Once upon a time, interaction with customers involved little more than maintaining a database of names and addresses. However, with the latest CRM trends impacting every industry, today’s marketers, salespeople and account managers have an almost unending and constantly updated stream of information about their customers.
Tools like SalesForce, first launched in 1999, really led the way when it came to advancing our understanding of what a CRM could be. Ever since, CRMs have been evolving and improving at a lightning pace, and in 2017, we can look forward to some really exciting trends which will keep improving the way you interact with your customer.
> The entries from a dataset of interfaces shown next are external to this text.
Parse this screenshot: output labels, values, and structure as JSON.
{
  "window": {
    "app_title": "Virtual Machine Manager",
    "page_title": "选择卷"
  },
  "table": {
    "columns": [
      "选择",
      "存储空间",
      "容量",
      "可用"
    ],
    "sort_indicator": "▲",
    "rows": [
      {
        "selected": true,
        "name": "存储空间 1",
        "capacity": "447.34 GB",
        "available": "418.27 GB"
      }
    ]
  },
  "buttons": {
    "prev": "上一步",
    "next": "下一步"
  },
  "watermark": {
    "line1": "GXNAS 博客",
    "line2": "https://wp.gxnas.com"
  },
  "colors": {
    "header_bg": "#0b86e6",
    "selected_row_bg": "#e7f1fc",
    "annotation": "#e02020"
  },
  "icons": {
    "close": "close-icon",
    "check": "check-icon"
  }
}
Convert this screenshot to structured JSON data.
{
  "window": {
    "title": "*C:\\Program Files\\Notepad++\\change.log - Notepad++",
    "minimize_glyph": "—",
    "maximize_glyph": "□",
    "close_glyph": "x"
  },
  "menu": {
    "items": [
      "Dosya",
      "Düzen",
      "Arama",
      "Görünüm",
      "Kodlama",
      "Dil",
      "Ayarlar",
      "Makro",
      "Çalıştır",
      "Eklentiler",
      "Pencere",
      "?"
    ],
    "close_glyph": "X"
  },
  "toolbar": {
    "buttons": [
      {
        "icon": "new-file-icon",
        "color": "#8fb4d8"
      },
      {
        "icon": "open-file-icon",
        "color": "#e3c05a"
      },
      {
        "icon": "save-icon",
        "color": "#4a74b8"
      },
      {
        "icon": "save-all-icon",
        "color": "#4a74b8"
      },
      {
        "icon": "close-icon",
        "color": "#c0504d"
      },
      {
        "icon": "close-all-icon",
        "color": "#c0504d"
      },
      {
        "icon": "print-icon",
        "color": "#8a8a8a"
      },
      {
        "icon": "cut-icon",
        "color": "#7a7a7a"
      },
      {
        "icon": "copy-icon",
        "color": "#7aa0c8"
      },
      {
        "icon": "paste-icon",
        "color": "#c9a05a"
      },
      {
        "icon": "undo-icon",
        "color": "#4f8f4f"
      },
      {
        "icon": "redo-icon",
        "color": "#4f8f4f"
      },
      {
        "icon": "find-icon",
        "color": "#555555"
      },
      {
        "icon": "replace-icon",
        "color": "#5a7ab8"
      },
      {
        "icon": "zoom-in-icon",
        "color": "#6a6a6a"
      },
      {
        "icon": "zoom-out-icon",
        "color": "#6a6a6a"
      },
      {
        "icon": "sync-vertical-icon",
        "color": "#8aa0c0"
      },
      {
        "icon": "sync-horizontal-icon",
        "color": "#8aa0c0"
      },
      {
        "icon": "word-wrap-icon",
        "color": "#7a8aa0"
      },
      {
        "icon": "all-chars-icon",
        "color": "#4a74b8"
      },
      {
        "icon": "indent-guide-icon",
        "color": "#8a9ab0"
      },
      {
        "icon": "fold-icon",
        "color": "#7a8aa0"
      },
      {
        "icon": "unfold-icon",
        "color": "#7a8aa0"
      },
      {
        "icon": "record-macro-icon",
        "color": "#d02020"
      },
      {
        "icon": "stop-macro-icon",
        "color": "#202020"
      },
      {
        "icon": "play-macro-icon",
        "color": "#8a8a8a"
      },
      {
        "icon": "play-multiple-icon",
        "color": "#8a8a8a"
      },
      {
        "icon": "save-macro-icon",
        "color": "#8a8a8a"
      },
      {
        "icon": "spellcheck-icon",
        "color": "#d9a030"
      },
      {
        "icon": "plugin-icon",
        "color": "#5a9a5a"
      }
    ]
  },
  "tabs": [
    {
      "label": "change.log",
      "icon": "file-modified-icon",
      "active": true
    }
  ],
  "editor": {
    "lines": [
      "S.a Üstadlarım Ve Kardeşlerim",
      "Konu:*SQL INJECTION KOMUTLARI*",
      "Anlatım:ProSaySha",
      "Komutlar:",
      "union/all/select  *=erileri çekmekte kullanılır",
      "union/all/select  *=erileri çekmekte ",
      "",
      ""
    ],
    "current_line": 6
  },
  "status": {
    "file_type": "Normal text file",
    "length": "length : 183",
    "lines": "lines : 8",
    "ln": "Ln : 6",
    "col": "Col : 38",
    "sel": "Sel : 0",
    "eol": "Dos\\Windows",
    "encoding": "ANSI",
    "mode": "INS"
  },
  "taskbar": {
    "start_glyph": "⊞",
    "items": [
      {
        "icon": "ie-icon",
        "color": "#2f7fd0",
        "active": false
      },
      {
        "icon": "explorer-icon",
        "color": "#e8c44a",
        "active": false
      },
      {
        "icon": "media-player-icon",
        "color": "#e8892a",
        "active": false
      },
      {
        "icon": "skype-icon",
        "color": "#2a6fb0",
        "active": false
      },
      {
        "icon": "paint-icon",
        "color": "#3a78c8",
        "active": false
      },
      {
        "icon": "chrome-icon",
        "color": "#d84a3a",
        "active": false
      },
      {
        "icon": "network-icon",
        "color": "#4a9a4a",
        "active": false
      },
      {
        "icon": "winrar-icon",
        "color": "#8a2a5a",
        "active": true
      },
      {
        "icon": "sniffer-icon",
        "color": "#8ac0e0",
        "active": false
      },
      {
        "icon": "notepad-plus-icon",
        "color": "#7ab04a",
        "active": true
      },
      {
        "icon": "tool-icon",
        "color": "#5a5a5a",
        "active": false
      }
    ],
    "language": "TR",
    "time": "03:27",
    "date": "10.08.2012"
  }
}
Now, while it could be very useful for your company to use a tool that includes AI-bots or a system with predictive analytics, most important is to have a tool that fits around your organisation and the way you work, while also helping you to interact with your customers in the way that they would expect.
Let’s break this down. Fundamentally, your CRM system in 2017 needs to be able to perform two key activities:
- It should fit around the way you work (not the other way around!)
- It should be able to respond the changing needs of the market and technology
Let’s explore these two interrelated factors in more detail.
1. Fitting around the way you work
Clearly, every company and the relationships they have with customers are particular to them. The most important thing for a CRM today then should be that it is flexible and fits around the company easily. Key things to look out for include:
- A CRM that fits your company
You need a solution that can adapt to you. Say you use Office 365 to support your company’s work. You don’t then want to force colleagues to use a completely different tool for CRM-related activities, which looks and feels alien to the tools they’re familiar with and doesn’t connect easily with your existing data.
- A CRM that gets things done
You need a solution that not only records your customer data (data, names, addresses, interactions, likes, wants, needs etc.) but you also need a solution that helps you get things done by automating many routine, time-consuming and repetitive data entry or document management tasks. Instead, your CRM should allow people to focus on the actual content of their work, rather than getting caught up in painful processes.
- A CRM that is scalable
In the past, you would simply buy a CRM off the shelf, but today, you need a tool which can adapt to a rapidly changing market (while also adapting to you). Evidently, you don’t want to have to buy a whole new tool in 12 months’ time because the one you just bought can’t be easily updated. By using a cloud-based CRM, the technology stops being capex and instead works out as flexible, cheaper and easily updated opex—scaling up and down, meaning you only pay for what you use.
- A CRM that integrates with your key company systems
As outlined in point 1, when people are forced to switch between many different enterprise tools that work, look and feel differently, it becomes confusing and frustrating. By using a CRM that integrates well with your existing technology and plays to their strengths, your employees will rapidly learn how to use the tool while also drawing on data you have stored within the rest of your company systems.
- A CRM that is truly collaborative
Your CRM should help employees communicate with one another and easily share documents and information with colleagues and customers.
2. Responding to the realities of the market
In the past, it was more than enough for a CRM to just store customer details and make it easy to find out about them. But, today things are a little different. It is very important to stay aware of what customers expect from brands generally these days (see this article for an outline) and think about how your CRM responds to those expectations. Today’s customers, both B2C and B2B want, at a minimum:
- The ability to interact with you using a whole range of tools—from Twitter to email and live chat, to phone calls or even good old fashioned pen and paper.
- An ‘experience’—many customers want more than a simple transactional relationship with you; it’s common to expect personalised experiences today via apps, special deals and treats.
- Touchpoints—entwined with the above two themes is the fact that customers want to find out more about you in a range of places and at different points on their buying journey, be that in a bricks-and-mortar shop, via your mobile website, on social media or anything else.
These are, of course, enormous topics in and of themselves, so it’s important to do research with your customers and learn more about how they want to interact with you. If you’re a small enterprise IT consultancy or a chain of local restaurants, the kinds of interactions you’re going to need to support with customers will, of course, be very different.
The cloud is the common theme
For a CRM to both respond to the changing expectations of your customers while also being able to adapt to you as you grow, a cloud-based tool is essential. The cloud offers a lot of benefits: it means a tool can be constantly updated and have new features added as the market and customer expectations change. But, cloud-based tools are also highly adaptable, and can expand and scale with you.
So, while on one hand CRMs have become a lot more complicated, they also support much more valuable and meaningful interactions with customers. The way to get value out of CRMs is therefore to choose a tool which fits around what your customers want and which can scale as you grow. We say bring on 2017!